■ ACTION ITEM
Search the records below for the word "caption", then return every line where it appears.

■ Data records for software interfaces
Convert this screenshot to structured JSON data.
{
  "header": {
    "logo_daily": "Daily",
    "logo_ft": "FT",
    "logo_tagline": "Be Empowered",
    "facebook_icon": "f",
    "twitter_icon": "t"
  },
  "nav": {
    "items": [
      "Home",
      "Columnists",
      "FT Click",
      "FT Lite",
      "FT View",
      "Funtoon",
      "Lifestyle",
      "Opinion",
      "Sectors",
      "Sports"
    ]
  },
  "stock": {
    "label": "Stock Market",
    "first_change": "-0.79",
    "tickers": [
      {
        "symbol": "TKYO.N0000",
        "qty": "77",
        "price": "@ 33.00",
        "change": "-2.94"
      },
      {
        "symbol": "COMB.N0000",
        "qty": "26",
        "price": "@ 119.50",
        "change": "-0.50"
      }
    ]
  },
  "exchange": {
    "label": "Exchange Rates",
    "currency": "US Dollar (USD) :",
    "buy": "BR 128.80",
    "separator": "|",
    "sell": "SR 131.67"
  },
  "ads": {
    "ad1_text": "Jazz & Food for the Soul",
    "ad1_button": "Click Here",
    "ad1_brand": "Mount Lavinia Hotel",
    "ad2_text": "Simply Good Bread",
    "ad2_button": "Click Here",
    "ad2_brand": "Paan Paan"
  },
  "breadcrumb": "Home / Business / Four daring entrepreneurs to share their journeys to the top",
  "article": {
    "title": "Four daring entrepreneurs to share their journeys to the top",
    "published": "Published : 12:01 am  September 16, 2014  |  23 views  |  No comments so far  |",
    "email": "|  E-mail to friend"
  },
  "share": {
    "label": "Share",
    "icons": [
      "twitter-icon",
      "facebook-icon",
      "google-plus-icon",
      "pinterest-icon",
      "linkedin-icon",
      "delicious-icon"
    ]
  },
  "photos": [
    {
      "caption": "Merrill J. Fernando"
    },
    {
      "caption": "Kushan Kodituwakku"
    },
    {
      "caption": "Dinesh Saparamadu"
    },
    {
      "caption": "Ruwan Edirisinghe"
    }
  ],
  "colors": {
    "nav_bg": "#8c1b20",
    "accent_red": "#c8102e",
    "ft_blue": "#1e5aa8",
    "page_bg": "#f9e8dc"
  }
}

■ TASK OUTPUT
      "caption": "Merrill J. Fernando"
      "caption": "Kushan Kodituwakku"
      "caption": "Dinesh Saparamadu"
      "caption": "Ruwan Edirisinghe"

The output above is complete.